### Try it:
Where in the listing does the word "data" appear? Report each line that holds it.

#####

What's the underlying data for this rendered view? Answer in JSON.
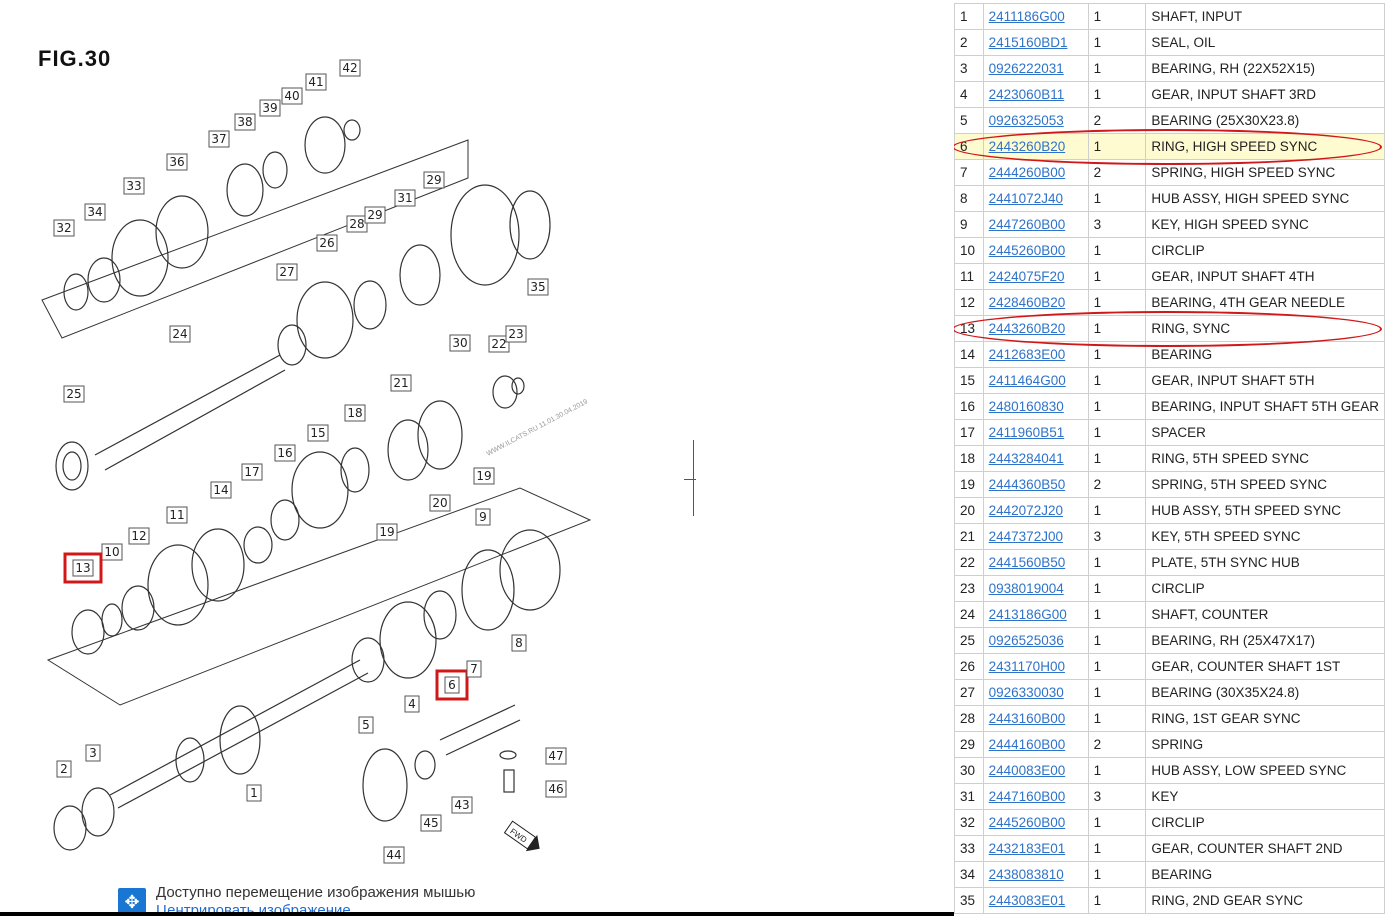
{
  "diagram": {
    "figure_title": "FIG.30",
    "callouts": [
      "1",
      "2",
      "3",
      "4",
      "5",
      "6",
      "7",
      "8",
      "9",
      "10",
      "11",
      "12",
      "13",
      "14",
      "15",
      "16",
      "17",
      "18",
      "19",
      "19",
      "20",
      "21",
      "22",
      "23",
      "24",
      "25",
      "26",
      "27",
      "28",
      "29",
      "29",
      "30",
      "31",
      "32",
      "33",
      "34",
      "35",
      "36",
      "37",
      "38",
      "39",
      "40",
      "41",
      "42",
      "43",
      "44",
      "45",
      "46",
      "47"
    ],
    "highlighted_callouts": [
      "13",
      "6"
    ],
    "watermark": "WWW.ILCATS.RU 11.01.30.04.2019"
  },
  "nav_hint": {
    "text": "Доступно перемещение изображения мышью",
    "center_link": "Центрировать изображение",
    "icon": "move-arrows-icon"
  },
  "parts_table": {
    "rows": [
      {
        "no": "1",
        "code": "2411186G00",
        "qty": "1",
        "name": "SHAFT, INPUT"
      },
      {
        "no": "2",
        "code": "2415160BD1",
        "qty": "1",
        "name": "SEAL, OIL"
      },
      {
        "no": "3",
        "code": "0926222031",
        "qty": "1",
        "name": "BEARING, RH (22X52X15)"
      },
      {
        "no": "4",
        "code": "2423060B11",
        "qty": "1",
        "name": "GEAR, INPUT SHAFT 3RD"
      },
      {
        "no": "5",
        "code": "0926325053",
        "qty": "2",
        "name": "BEARING (25X30X23.8)"
      },
      {
        "no": "6",
        "code": "2443260B20",
        "qty": "1",
        "name": "RING, HIGH SPEED SYNC"
      },
      {
        "no": "7",
        "code": "2444260B00",
        "qty": "2",
        "name": "SPRING, HIGH SPEED SYNC"
      },
      {
        "no": "8",
        "code": "2441072J40",
        "qty": "1",
        "name": "HUB ASSY, HIGH SPEED SYNC"
      },
      {
        "no": "9",
        "code": "2447260B00",
        "qty": "3",
        "name": "KEY, HIGH SPEED SYNC"
      },
      {
        "no": "10",
        "code": "2445260B00",
        "qty": "1",
        "name": "CIRCLIP"
      },
      {
        "no": "11",
        "code": "2424075F20",
        "qty": "1",
        "name": "GEAR, INPUT SHAFT 4TH"
      },
      {
        "no": "12",
        "code": "2428460B20",
        "qty": "1",
        "name": "BEARING, 4TH GEAR NEEDLE"
      },
      {
        "no": "13",
        "code": "2443260B20",
        "qty": "1",
        "name": "RING, SYNC"
      },
      {
        "no": "14",
        "code": "2412683E00",
        "qty": "1",
        "name": "BEARING"
      },
      {
        "no": "15",
        "code": "2411464G00",
        "qty": "1",
        "name": "GEAR, INPUT SHAFT 5TH"
      },
      {
        "no": "16",
        "code": "2480160830",
        "qty": "1",
        "name": "BEARING, INPUT SHAFT 5TH GEAR"
      },
      {
        "no": "17",
        "code": "2411960B51",
        "qty": "1",
        "name": "SPACER"
      },
      {
        "no": "18",
        "code": "2443284041",
        "qty": "1",
        "name": "RING, 5TH SPEED SYNC"
      },
      {
        "no": "19",
        "code": "2444360B50",
        "qty": "2",
        "name": "SPRING, 5TH SPEED SYNC"
      },
      {
        "no": "20",
        "code": "2442072J20",
        "qty": "1",
        "name": "HUB ASSY, 5TH SPEED SYNC"
      },
      {
        "no": "21",
        "code": "2447372J00",
        "qty": "3",
        "name": "KEY, 5TH SPEED SYNC"
      },
      {
        "no": "22",
        "code": "2441560B50",
        "qty": "1",
        "name": "PLATE, 5TH SYNC HUB"
      },
      {
        "no": "23",
        "code": "0938019004",
        "qty": "1",
        "name": "CIRCLIP"
      },
      {
        "no": "24",
        "code": "2413186G00",
        "qty": "1",
        "name": "SHAFT, COUNTER"
      },
      {
        "no": "25",
        "code": "0926525036",
        "qty": "1",
        "name": "BEARING, RH (25X47X17)"
      },
      {
        "no": "26",
        "code": "2431170H00",
        "qty": "1",
        "name": "GEAR, COUNTER SHAFT 1ST"
      },
      {
        "no": "27",
        "code": "0926330030",
        "qty": "1",
        "name": "BEARING (30X35X24.8)"
      },
      {
        "no": "28",
        "code": "2443160B00",
        "qty": "1",
        "name": "RING, 1ST GEAR SYNC"
      },
      {
        "no": "29",
        "code": "2444160B00",
        "qty": "2",
        "name": "SPRING"
      },
      {
        "no": "30",
        "code": "2440083E00",
        "qty": "1",
        "name": "HUB ASSY, LOW SPEED SYNC"
      },
      {
        "no": "31",
        "code": "2447160B00",
        "qty": "3",
        "name": "KEY"
      },
      {
        "no": "32",
        "code": "2445260B00",
        "qty": "1",
        "name": "CIRCLIP"
      },
      {
        "no": "33",
        "code": "2432183E01",
        "qty": "1",
        "name": "GEAR, COUNTER SHAFT 2ND"
      },
      {
        "no": "34",
        "code": "2438083810",
        "qty": "1",
        "name": "BEARING"
      },
      {
        "no": "35",
        "code": "2443083E01",
        "qty": "1",
        "name": "RING, 2ND GEAR SYNC"
      }
    ],
    "highlighted_row": "6",
    "outlined_rows": [
      "6",
      "13"
    ],
    "colors": {
      "highlight_bg": "#fffbd1",
      "outline": "#d01818",
      "link": "#2f73c9"
    }
  }
}
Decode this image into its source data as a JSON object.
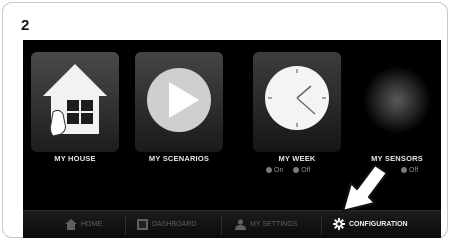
{
  "step_number": "2",
  "tiles": [
    {
      "label": "MY HOUSE",
      "icon": "house-with-hand-icon"
    },
    {
      "label": "MY SCENARIOS",
      "icon": "play-icon"
    },
    {
      "label": "MY WEEK",
      "icon": "clock-icon"
    },
    {
      "label": "MY SENSORS",
      "icon": "sensor-glow-icon"
    }
  ],
  "week_toggle": {
    "on": "On",
    "off": "Off"
  },
  "sensors_toggle": {
    "off": "Off"
  },
  "nav": {
    "home": "HOME",
    "dashboard": "DASHBOARD",
    "settings": "MY SETTINGS",
    "configuration": "CONFIGURATION"
  },
  "colors": {
    "screen_bg": "#000000",
    "active_nav_text": "#f0f0f0",
    "inactive_nav_text": "#5f5f5f"
  }
}
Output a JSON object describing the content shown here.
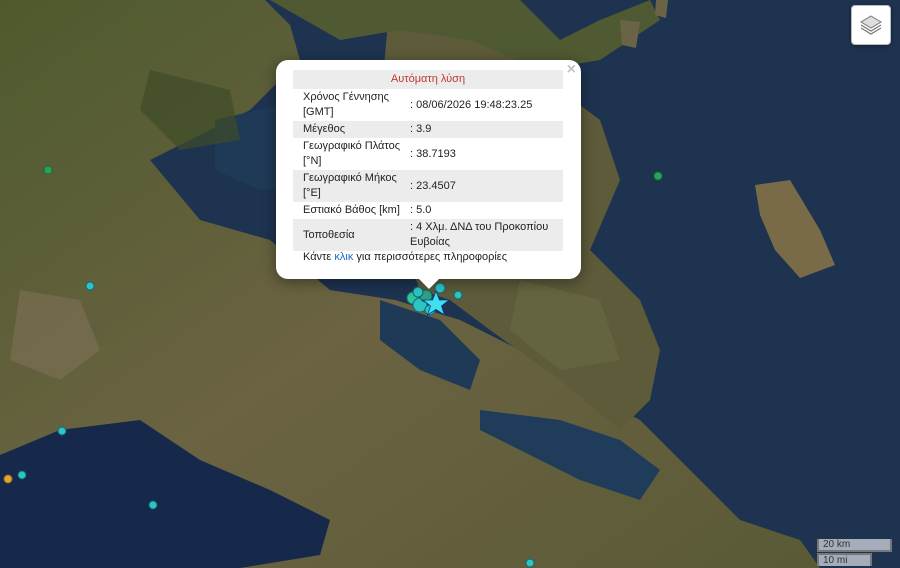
{
  "popup": {
    "header": "Αυτόματη λύση",
    "close_symbol": "×",
    "rows": [
      {
        "label": "Χρόνος Γέννησης [GMT]",
        "value": ": 08/06/2026 19:48:23.25"
      },
      {
        "label": "Μέγεθος",
        "value": ": 3.9"
      },
      {
        "label": "Γεωγραφικό Πλάτος [°N]",
        "value": ": 38.7193"
      },
      {
        "label": "Γεωγραφικό Μήκος [°E]",
        "value": ": 23.4507"
      },
      {
        "label": "Εστιακό Βάθος [km]",
        "value": ": 5.0"
      },
      {
        "label": "Τοποθεσία",
        "value": ": 4 Χλμ. ΔΝΔ του Προκοπίου Ευβοίας"
      }
    ],
    "more_prefix": "Κάντε",
    "more_link": "κλικ",
    "more_suffix": "για περισσότερες πληροφορίες"
  },
  "scale": {
    "km": "20 km",
    "mi": "10 mi"
  },
  "layers_icon": "layers-icon",
  "epicenter_icon": "star-icon",
  "colors": {
    "sea": "#1d3350",
    "land": "#5f5a38",
    "marker_recent": "#2ec4c4",
    "marker_older": "#2e9e5e",
    "marker_old": "#e0a92a",
    "epicenter": "#3ee0f0",
    "popup_header": "#c0392b"
  }
}
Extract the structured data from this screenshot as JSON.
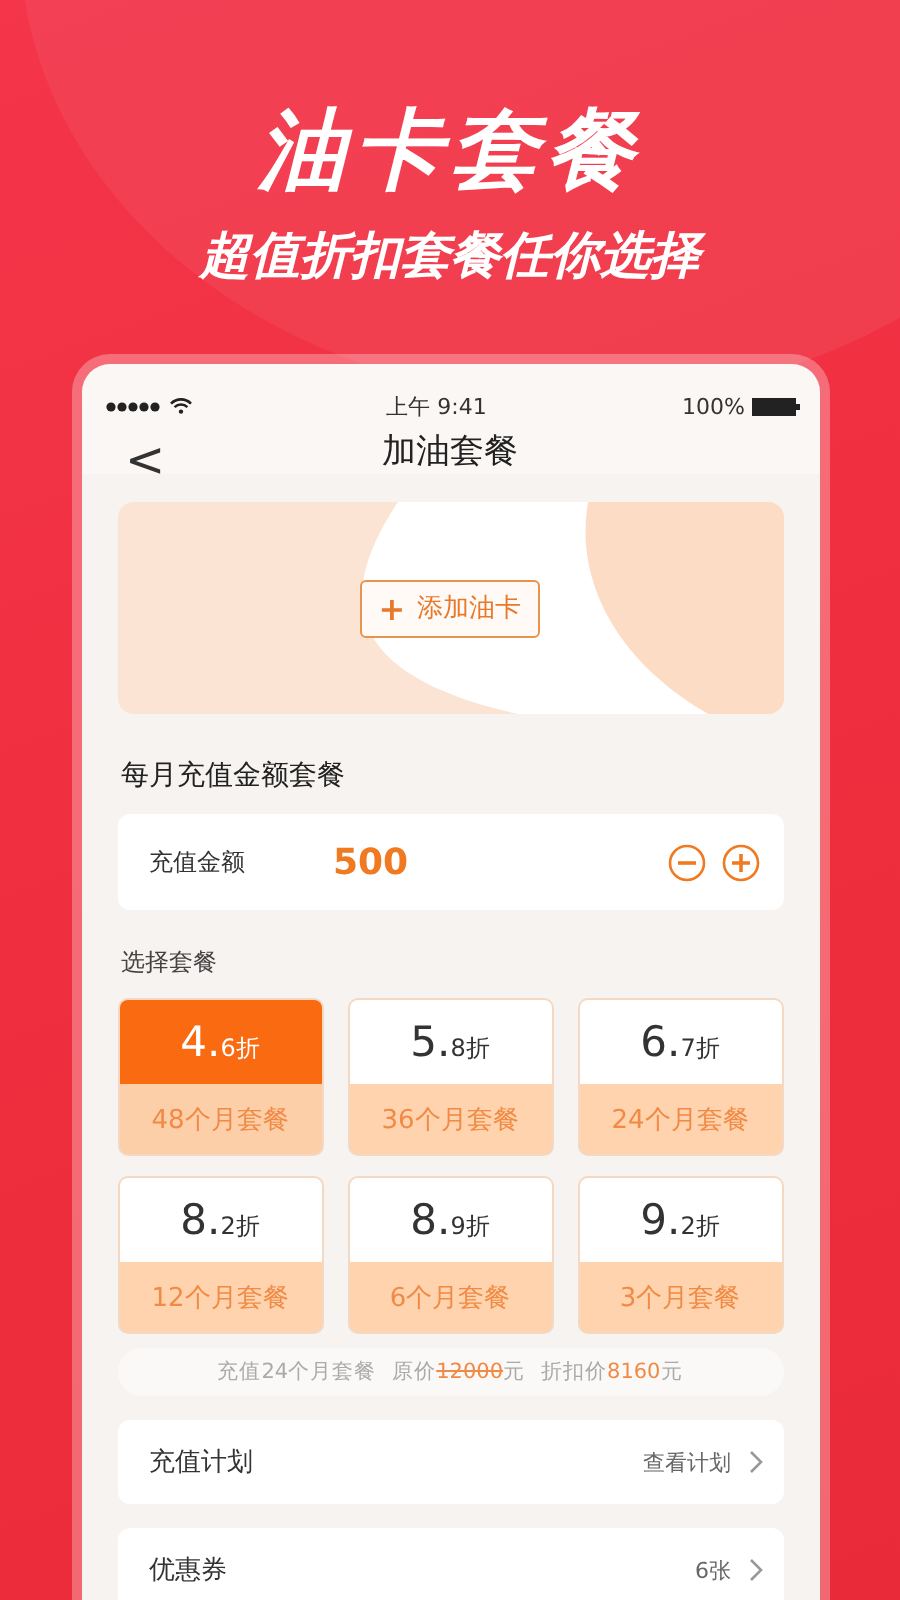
{
  "promo": {
    "title": "油卡套餐",
    "subtitle": "超值折扣套餐任你选择"
  },
  "status_bar": {
    "time": "上午 9:41",
    "battery": "100%"
  },
  "nav": {
    "back": "<",
    "title": "加油套餐"
  },
  "card_banner": {
    "button": "添加油卡",
    "plus": "+"
  },
  "section_title": "每月充值金额套餐",
  "amount": {
    "label": "充值金额",
    "value": "500"
  },
  "plans_title": "选择套餐",
  "plans": [
    {
      "discount": "4.6",
      "unit": "折",
      "period": "48个月套餐",
      "selected": true
    },
    {
      "discount": "5.8",
      "unit": "折",
      "period": "36个月套餐",
      "selected": false
    },
    {
      "discount": "6.7",
      "unit": "折",
      "period": "24个月套餐",
      "selected": false
    },
    {
      "discount": "8.2",
      "unit": "折",
      "period": "12个月套餐",
      "selected": false
    },
    {
      "discount": "8.9",
      "unit": "折",
      "period": "6个月套餐",
      "selected": false
    },
    {
      "discount": "9.2",
      "unit": "折",
      "period": "3个月套餐",
      "selected": false
    }
  ],
  "summary": {
    "plan": "充值24个月套餐",
    "original_label": "原价",
    "original_price": "12000",
    "original_unit": "元",
    "discount_label": "折扣价",
    "discount_price": "8160",
    "discount_unit": "元"
  },
  "rows": [
    {
      "label": "充值计划",
      "value": "查看计划"
    },
    {
      "label": "优惠券",
      "value": "6张"
    }
  ]
}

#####

### Your solution:
What's the underlying data for this rendered view? Answer in JSON.
Decode this image into its source data as a JSON object.
Extract the structured data from this screenshot as JSON.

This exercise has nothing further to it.